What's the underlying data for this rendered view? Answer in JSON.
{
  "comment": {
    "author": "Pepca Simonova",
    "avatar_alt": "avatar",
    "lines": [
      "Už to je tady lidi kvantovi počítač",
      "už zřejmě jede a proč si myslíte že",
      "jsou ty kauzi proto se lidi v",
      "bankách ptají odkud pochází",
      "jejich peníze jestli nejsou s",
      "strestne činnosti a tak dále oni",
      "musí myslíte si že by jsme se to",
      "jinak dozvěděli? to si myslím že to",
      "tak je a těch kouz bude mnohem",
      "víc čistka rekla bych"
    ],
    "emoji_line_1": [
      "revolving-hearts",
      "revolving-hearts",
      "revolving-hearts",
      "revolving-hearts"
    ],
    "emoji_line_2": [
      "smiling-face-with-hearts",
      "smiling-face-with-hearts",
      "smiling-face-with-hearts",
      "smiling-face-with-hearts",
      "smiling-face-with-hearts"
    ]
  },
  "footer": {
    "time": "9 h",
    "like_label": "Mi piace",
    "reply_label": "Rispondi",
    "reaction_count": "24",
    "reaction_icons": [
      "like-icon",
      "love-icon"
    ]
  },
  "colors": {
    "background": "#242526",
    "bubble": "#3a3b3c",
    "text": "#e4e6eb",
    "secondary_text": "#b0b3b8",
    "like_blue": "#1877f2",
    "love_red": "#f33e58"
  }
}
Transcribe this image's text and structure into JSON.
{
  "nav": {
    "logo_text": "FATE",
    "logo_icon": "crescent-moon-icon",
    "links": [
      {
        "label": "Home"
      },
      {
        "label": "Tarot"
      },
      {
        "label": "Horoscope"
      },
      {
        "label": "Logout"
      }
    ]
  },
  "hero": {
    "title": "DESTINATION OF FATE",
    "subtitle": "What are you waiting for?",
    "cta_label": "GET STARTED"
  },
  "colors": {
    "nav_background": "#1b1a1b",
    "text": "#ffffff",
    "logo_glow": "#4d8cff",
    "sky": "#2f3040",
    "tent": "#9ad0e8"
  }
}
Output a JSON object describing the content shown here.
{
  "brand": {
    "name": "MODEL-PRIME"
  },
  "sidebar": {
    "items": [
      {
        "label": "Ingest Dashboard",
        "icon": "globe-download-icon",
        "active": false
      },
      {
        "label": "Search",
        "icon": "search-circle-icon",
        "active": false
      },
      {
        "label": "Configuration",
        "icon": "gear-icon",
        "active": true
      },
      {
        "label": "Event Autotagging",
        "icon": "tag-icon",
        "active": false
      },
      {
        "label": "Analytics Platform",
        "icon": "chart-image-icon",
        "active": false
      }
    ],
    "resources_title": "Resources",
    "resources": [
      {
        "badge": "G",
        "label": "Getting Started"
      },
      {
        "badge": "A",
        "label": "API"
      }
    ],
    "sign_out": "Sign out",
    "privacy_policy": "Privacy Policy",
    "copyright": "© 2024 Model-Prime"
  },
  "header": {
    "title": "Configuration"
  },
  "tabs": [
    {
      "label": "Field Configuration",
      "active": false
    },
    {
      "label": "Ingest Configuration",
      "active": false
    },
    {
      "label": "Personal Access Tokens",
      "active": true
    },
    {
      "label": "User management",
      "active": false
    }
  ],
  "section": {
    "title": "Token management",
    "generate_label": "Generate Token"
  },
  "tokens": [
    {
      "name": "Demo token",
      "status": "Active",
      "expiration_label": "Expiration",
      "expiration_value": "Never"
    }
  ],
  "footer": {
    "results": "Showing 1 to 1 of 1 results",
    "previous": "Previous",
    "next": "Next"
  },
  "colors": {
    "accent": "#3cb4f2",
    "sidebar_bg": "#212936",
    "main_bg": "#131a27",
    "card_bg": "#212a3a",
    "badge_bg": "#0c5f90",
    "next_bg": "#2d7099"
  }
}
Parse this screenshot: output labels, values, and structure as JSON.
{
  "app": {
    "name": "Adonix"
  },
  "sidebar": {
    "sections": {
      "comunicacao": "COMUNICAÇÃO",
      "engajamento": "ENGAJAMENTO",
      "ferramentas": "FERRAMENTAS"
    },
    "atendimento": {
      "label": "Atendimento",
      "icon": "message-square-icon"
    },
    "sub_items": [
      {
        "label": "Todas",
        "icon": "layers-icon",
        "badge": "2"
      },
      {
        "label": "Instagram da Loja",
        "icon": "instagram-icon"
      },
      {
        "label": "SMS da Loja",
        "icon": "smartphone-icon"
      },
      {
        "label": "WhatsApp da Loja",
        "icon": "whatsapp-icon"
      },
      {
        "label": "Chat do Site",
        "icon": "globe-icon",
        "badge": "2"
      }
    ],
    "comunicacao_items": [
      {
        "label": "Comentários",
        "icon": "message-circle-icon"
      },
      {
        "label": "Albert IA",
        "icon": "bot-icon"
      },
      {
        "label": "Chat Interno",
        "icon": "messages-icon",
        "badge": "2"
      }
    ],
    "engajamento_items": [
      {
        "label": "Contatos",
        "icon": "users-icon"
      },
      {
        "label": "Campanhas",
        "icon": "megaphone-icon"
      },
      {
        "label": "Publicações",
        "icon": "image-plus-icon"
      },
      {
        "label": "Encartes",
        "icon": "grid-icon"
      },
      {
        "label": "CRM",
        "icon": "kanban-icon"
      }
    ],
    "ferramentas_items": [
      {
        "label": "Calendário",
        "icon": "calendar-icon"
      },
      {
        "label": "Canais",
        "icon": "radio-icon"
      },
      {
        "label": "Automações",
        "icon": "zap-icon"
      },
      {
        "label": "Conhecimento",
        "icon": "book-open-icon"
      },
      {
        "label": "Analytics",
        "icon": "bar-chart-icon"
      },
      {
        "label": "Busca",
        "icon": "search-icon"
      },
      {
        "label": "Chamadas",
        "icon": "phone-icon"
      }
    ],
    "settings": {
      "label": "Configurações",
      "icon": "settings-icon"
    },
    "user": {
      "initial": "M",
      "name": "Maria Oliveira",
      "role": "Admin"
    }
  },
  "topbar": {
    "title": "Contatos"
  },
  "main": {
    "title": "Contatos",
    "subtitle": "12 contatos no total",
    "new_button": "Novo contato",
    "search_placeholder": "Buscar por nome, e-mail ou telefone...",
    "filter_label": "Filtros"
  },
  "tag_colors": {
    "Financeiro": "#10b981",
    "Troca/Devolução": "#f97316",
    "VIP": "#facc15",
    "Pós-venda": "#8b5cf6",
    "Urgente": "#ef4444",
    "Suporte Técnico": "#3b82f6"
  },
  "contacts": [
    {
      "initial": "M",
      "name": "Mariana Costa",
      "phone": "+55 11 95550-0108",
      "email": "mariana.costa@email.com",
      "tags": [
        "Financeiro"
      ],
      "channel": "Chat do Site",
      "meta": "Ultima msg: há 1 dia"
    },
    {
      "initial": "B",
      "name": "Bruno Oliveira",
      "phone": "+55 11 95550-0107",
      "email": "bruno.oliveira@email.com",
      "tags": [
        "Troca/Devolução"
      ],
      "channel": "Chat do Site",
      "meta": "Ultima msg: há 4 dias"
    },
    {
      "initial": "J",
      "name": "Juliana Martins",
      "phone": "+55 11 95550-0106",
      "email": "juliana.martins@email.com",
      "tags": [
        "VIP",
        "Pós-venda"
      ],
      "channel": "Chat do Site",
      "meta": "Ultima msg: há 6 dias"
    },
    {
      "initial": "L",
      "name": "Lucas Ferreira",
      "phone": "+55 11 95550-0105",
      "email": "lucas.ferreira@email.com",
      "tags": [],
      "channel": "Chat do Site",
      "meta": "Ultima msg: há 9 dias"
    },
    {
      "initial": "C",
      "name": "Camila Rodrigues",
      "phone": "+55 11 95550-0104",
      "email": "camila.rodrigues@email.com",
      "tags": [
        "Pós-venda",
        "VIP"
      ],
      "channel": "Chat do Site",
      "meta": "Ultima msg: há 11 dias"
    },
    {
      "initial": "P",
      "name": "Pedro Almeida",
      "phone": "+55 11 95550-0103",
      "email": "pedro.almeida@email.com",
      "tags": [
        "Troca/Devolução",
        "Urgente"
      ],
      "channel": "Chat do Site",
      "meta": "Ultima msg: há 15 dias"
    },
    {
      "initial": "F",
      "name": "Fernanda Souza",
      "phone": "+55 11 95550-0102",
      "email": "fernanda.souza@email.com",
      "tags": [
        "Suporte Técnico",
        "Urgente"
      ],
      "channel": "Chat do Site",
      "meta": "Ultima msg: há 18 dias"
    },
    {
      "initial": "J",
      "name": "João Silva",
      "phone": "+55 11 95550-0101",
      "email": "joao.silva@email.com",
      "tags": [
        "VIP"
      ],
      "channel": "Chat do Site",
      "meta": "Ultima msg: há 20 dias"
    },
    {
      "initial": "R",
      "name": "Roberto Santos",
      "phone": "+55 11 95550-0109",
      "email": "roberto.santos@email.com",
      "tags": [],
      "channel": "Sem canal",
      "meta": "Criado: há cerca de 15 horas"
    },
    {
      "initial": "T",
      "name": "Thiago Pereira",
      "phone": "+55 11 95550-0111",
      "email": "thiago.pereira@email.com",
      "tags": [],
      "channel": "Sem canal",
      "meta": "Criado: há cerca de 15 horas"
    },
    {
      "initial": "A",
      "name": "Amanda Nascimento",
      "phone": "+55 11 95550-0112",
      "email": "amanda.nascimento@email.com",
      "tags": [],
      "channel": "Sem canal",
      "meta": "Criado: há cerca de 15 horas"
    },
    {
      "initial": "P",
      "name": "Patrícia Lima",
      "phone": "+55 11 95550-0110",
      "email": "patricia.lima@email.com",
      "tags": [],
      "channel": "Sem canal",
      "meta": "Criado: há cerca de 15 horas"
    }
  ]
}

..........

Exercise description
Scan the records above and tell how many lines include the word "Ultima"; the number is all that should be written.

Response area
8